PROVIDED INFORMATION START
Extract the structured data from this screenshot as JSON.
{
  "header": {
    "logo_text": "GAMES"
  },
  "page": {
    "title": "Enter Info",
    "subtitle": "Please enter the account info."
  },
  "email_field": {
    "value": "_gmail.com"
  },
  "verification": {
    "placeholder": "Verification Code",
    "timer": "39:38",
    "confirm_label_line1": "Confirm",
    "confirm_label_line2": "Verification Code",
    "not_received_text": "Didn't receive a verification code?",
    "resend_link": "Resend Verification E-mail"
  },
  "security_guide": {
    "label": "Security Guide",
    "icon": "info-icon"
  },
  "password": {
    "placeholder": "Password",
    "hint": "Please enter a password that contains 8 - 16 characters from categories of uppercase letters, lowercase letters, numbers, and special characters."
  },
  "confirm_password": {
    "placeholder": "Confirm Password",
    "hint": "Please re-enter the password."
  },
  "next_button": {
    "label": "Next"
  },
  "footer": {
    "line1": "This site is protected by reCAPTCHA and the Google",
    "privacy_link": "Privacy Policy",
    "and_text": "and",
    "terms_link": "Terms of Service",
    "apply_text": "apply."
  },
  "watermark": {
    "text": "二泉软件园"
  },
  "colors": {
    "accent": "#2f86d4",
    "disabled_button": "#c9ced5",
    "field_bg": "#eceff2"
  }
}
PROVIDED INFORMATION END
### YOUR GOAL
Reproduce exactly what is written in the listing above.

### EXERCISE RESPONSE
Extract the structured data from this screenshot as JSON.
{
  "header": {
    "logo_text": "GAMES"
  },
  "page": {
    "title": "Enter Info",
    "subtitle": "Please enter the account info."
  },
  "email_field": {
    "value": "_gmail.com"
  },
  "verification": {
    "placeholder": "Verification Code",
    "timer": "39:38",
    "confirm_label_line1": "Confirm",
    "confirm_label_line2": "Verification Code",
    "not_received_text": "Didn't receive a verification code?",
    "resend_link": "Resend Verification E-mail"
  },
  "security_guide": {
    "label": "Security Guide",
    "icon": "info-icon"
  },
  "password": {
    "placeholder": "Password",
    "hint": "Please enter a password that contains 8 - 16 characters from categories of uppercase letters, lowercase letters, numbers, and special characters."
  },
  "confirm_password": {
    "placeholder": "Confirm Password",
    "hint": "Please re-enter the password."
  },
  "next_button": {
    "label": "Next"
  },
  "footer": {
    "line1": "This site is protected by reCAPTCHA and the Google",
    "privacy_link": "Privacy Policy",
    "and_text": "and",
    "terms_link": "Terms of Service",
    "apply_text": "apply."
  },
  "watermark": {
    "text": "二泉软件园"
  },
  "colors": {
    "accent": "#2f86d4",
    "disabled_button": "#c9ced5",
    "field_bg": "#eceff2"
  }
}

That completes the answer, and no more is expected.